PICTURE HEAVY POST
South-western Ontario is a major producer of field crops ranging from tobacco to soy beans and tomatoes and vineyards abound as do orchards filled with apples and pears. Less commonly found are quinces which combine elements of both apples and pears. Unlike these two however, you can’t eat quinces out of hand. Baked or boiled/poached, the tannic creamy pale fruit turns into a tender pale pink fruit which can be used in pies, on tarts and processed into jam, jelly or a thick paste/cheese. The latter is known as membrillo in Spain where it is served with an actual cheese, manchego, especially as part of tapas or pinchos.
It’s also popular in Italy, Portugal, Mexico as well as a number of South American countries.
Shot of the creamy interior of the raw fruit

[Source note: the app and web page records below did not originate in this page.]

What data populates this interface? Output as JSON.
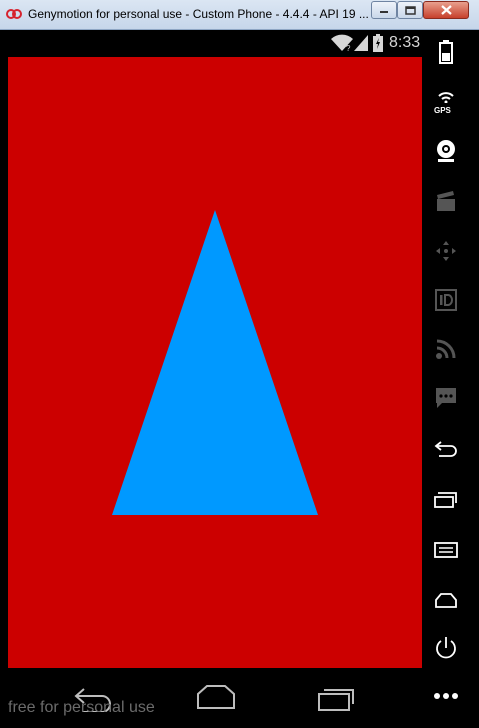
{
  "window": {
    "title": "Genymotion for personal use - Custom Phone - 4.4.4 - API 19 ..."
  },
  "status_bar": {
    "time": "8:33"
  },
  "content": {
    "background_color": "#cc0000",
    "shape": "triangle",
    "shape_color": "#0099ff"
  },
  "nav_bar": {
    "watermark": "free for personal use"
  },
  "sidebar": {
    "gps_label": "GPS",
    "icons": [
      "battery-icon",
      "gps-icon",
      "webcam-icon",
      "media-icon",
      "dpad-icon",
      "id-icon",
      "rss-icon",
      "sms-icon",
      "back-icon",
      "recent-apps-icon",
      "menu-icon",
      "home-icon",
      "power-icon",
      "more-icon"
    ]
  }
}
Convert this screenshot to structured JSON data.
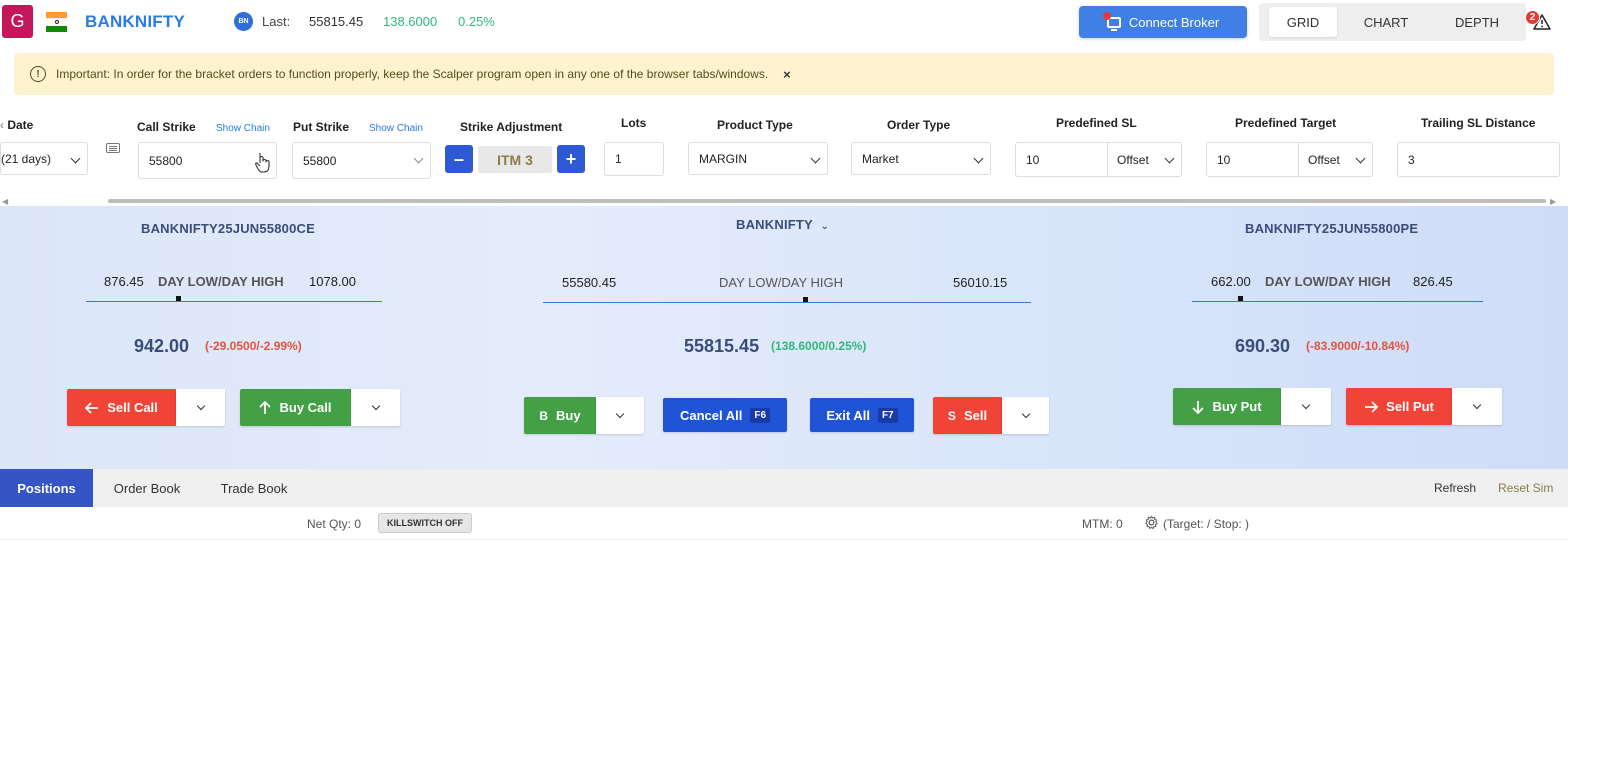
{
  "header": {
    "avatar_letter": "G",
    "symbol": "BANKNIFTY",
    "bn_icon": "BN",
    "last_label": "Last:",
    "last_price": "55815.45",
    "last_change": "138.6000",
    "last_pct": "0.25%",
    "connect_label": "Connect Broker",
    "views": [
      "GRID",
      "CHART",
      "DEPTH"
    ],
    "active_view": "GRID",
    "notif_count": "2"
  },
  "alert": {
    "icon": "!",
    "text": "Important: In order for the bracket orders to function properly, keep the Scalper program open in any one of the browser tabs/windows.",
    "close": "×"
  },
  "form": {
    "date_label": "Date",
    "date_value": "(21 days)",
    "call_strike_label": "Call Strike",
    "call_chain_link": "Show Chain",
    "call_strike_value": "55800",
    "put_strike_label": "Put Strike",
    "put_chain_link": "Show Chain",
    "put_strike_value": "55800",
    "strike_adj_label": "Strike Adjustment",
    "adj_minus": "–",
    "adj_value": "ITM 3",
    "adj_plus": "+",
    "lots_label": "Lots",
    "lots_value": "1",
    "product_label": "Product Type",
    "product_value": "MARGIN",
    "order_type_label": "Order Type",
    "order_type_value": "Market",
    "sl_label": "Predefined SL",
    "sl_value": "10",
    "sl_mode": "Offset",
    "target_label": "Predefined Target",
    "target_value": "10",
    "target_mode": "Offset",
    "trail_label": "Trailing SL Distance",
    "trail_value": "3"
  },
  "panel": {
    "call": {
      "contract": "BANKNIFTY25JUN55800CE",
      "day_low": "876.45",
      "range_label": "DAY LOW/DAY HIGH",
      "day_high": "1078.00",
      "ltp": "942.00",
      "change": "(-29.0500/-2.99%)",
      "sell_label": "Sell Call",
      "buy_label": "Buy Call"
    },
    "index": {
      "name": "BANKNIFTY",
      "day_low": "55580.45",
      "range_label": "DAY LOW/DAY HIGH",
      "day_high": "56010.15",
      "ltp": "55815.45",
      "change": "(138.6000/0.25%)",
      "buy_letter": "B",
      "buy_label": "Buy",
      "cancel_label": "Cancel All",
      "cancel_key": "F6",
      "exit_label": "Exit All",
      "exit_key": "F7",
      "sell_letter": "S",
      "sell_label": "Sell"
    },
    "put": {
      "contract": "BANKNIFTY25JUN55800PE",
      "day_low": "662.00",
      "range_label": "DAY LOW/DAY HIGH",
      "day_high": "826.45",
      "ltp": "690.30",
      "change": "(-83.9000/-10.84%)",
      "buy_label": "Buy Put",
      "sell_label": "Sell Put"
    }
  },
  "tabs": {
    "items": [
      "Positions",
      "Order Book",
      "Trade Book"
    ],
    "active": "Positions",
    "refresh": "Refresh",
    "reset": "Reset Sim"
  },
  "status": {
    "net_qty": "Net Qty: 0",
    "killswitch": "KILLSWITCH OFF",
    "mtm": "MTM: 0",
    "target_stop": "(Target: / Stop: )"
  },
  "colors": {
    "accent": "#2a7be4",
    "sell": "#f04438",
    "buy": "#43a047",
    "action_blue": "#1f54d6",
    "tab_active": "#3554c6",
    "positive": "#2fb87a",
    "negative": "#e5533d"
  }
}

Years ago I baked quinces and served them with a scoop of vanilla ice cream but a recent purchase of the fruit led me to be a bit more adventurous.
Poaching the fruit in a spicy sugar syrup which contained lemon juice/sliced lemon, whole cloves, star anise and vanilla pods resulted in a delicious dessert when served over drained yogurt with a drizzle of wildflower honey and a scattering of toasted pine nuts.

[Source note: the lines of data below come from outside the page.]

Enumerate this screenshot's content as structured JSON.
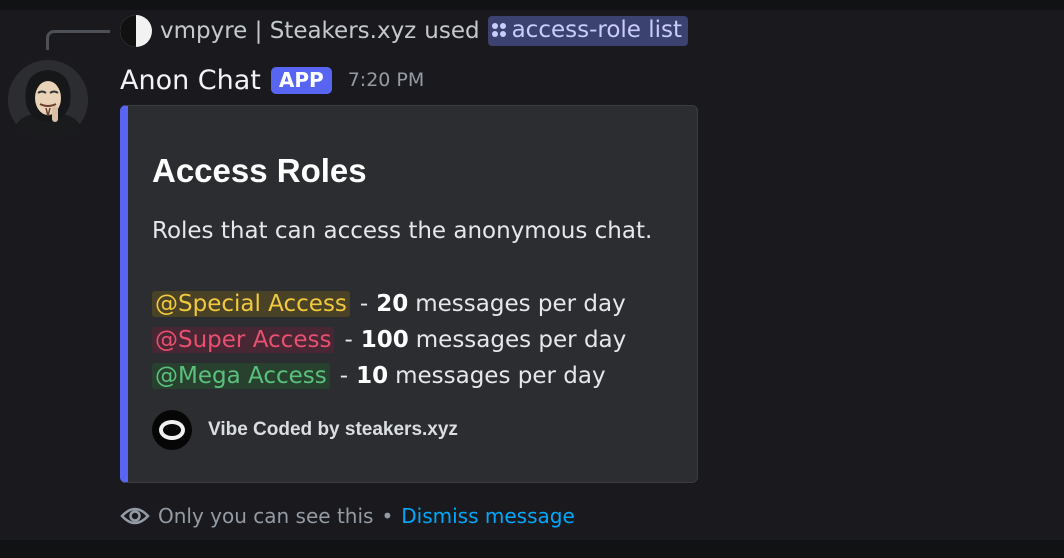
{
  "reply": {
    "user": "vmpyre | Steakers.xyz",
    "used_text": "used",
    "command": "access-role list"
  },
  "message": {
    "author": "Anon Chat",
    "badge": "APP",
    "timestamp": "7:20 PM"
  },
  "embed": {
    "accent_color": "#5865f2",
    "title": "Access Roles",
    "description": "Roles that can access the anonymous chat.",
    "roles": [
      {
        "mention": "@Special Access",
        "separator": "-",
        "count": "20",
        "suffix": "messages per day",
        "color": "#f0c93e"
      },
      {
        "mention": "@Super Access",
        "separator": "-",
        "count": "100",
        "suffix": "messages per day",
        "color": "#e7506f"
      },
      {
        "mention": "@Mega Access",
        "separator": "-",
        "count": "10",
        "suffix": "messages per day",
        "color": "#5bc07b"
      }
    ],
    "footer_text": "Vibe Coded by steakers.xyz"
  },
  "ephemeral": {
    "notice": "Only you can see this",
    "separator": "•",
    "dismiss_label": "Dismiss message"
  },
  "icons": {
    "command": "command-icon",
    "eye": "eye-icon",
    "footer": "steakers-logo-icon"
  }
}
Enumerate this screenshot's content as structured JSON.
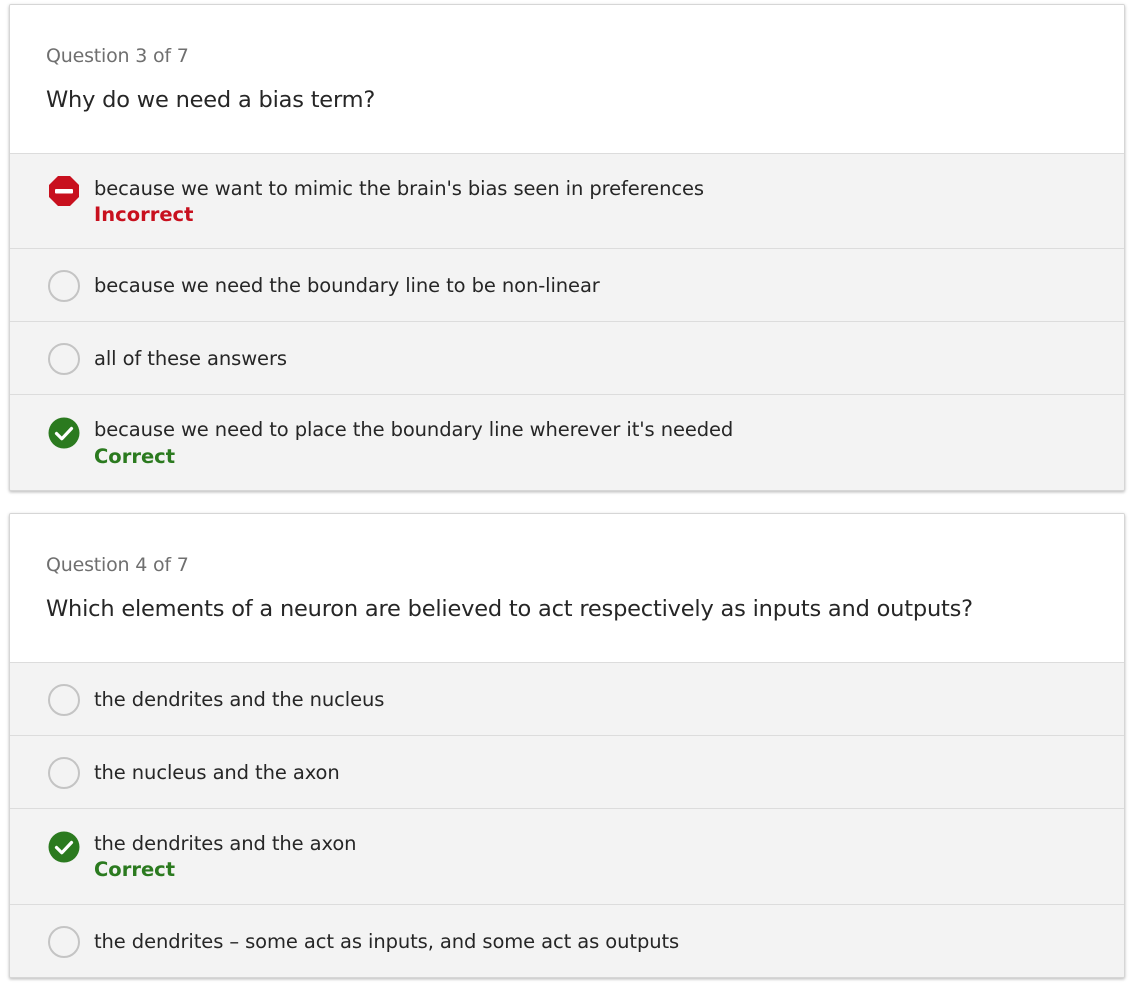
{
  "colors": {
    "incorrect": "#c8101e",
    "correct": "#2b7a1f",
    "option_background": "#f3f3f3",
    "radio_border": "#c4c4c4"
  },
  "questions": [
    {
      "counter": "Question 3 of 7",
      "text": "Why do we need a bias term?",
      "options": [
        {
          "label": "because we want to mimic the brain's bias seen in preferences",
          "state": "incorrect",
          "icon": "stop-minus-icon",
          "feedback": "Incorrect"
        },
        {
          "label": "because we need the boundary line to be non-linear",
          "state": "unselected",
          "icon": "radio-empty-icon"
        },
        {
          "label": "all of these answers",
          "state": "unselected",
          "icon": "radio-empty-icon"
        },
        {
          "label": "because we need to place the boundary line wherever it's needed",
          "state": "correct",
          "icon": "check-circle-icon",
          "feedback": "Correct"
        }
      ]
    },
    {
      "counter": "Question 4 of 7",
      "text": "Which elements of a neuron are believed to act respectively as inputs and outputs?",
      "options": [
        {
          "label": "the dendrites and the nucleus",
          "state": "unselected",
          "icon": "radio-empty-icon"
        },
        {
          "label": "the nucleus and the axon",
          "state": "unselected",
          "icon": "radio-empty-icon"
        },
        {
          "label": "the dendrites and the axon",
          "state": "correct",
          "icon": "check-circle-icon",
          "feedback": "Correct"
        },
        {
          "label": "the dendrites – some act as inputs, and some act as outputs",
          "state": "unselected",
          "icon": "radio-empty-icon"
        }
      ]
    }
  ]
}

Putting a parchment lid on the sliced fruit in the poaching liquid and weighing it down with a plate helps to submerge the fruit so as to cook it until it’s tender.
Poached fruit in canning jar
Poached fruit served over yogurt – strain the yogurt for a firmer and creamier dessert
I transformed some of my poached fruit into quince paste or membrillo. I didn’t want to stand over the stove for an hour or so stirring the pureed fruit until it thickened, so I threw the fruit and sugar into a microwave safe bowl and cooked it until it darkened in colour and thickened, stirring every couple of minutes. I poured the mixture into a plastic wrapped container and let it set until firm. The paste can be cut into wedges or cubes and turned into appetizers.
These little boats are toasted sliced baguettes with manchego cheese and quince paste on top. A half slice of Genoa salami forms the ‘sail’